About this task: Among the entries below, how many lines contain the string "ЦЕНА"? Reply with that number alone.

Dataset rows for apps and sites

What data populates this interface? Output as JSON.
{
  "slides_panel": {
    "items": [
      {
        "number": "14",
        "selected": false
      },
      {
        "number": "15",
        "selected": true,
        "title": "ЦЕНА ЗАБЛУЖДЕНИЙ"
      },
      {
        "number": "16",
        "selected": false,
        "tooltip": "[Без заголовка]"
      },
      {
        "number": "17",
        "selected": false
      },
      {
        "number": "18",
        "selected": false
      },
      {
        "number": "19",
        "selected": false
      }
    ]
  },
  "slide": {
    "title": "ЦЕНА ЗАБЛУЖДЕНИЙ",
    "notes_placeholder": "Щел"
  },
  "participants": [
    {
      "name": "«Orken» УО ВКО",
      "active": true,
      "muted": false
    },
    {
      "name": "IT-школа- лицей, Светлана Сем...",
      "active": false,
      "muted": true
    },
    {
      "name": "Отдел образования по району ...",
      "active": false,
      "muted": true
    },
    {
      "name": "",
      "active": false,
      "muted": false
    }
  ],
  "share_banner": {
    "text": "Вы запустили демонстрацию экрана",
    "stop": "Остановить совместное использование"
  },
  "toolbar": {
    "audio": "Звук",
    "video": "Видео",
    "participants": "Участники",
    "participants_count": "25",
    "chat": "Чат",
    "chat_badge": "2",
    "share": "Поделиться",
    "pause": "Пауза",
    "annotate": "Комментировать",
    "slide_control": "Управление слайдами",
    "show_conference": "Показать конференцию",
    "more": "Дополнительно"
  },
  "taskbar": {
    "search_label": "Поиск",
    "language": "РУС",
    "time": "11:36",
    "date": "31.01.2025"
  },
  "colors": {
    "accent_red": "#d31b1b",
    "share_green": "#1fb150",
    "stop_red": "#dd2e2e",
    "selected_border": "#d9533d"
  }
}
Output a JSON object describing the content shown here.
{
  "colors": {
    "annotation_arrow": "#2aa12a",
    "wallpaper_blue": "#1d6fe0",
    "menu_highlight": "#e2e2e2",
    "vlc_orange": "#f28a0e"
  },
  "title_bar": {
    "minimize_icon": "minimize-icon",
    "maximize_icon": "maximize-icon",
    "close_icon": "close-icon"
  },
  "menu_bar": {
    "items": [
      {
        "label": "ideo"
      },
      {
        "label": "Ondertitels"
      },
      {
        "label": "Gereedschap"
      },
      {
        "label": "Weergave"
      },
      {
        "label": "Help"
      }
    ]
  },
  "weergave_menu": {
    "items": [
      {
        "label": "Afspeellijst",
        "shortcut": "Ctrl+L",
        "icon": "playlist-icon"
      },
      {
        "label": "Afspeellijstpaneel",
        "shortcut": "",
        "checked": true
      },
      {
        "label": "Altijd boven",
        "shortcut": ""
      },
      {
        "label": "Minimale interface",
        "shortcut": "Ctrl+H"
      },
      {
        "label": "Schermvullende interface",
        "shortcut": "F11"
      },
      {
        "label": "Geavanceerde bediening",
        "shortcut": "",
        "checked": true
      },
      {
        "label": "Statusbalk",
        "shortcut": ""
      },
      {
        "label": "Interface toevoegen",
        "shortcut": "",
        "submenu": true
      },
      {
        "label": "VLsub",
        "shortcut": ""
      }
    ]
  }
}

Response below: 2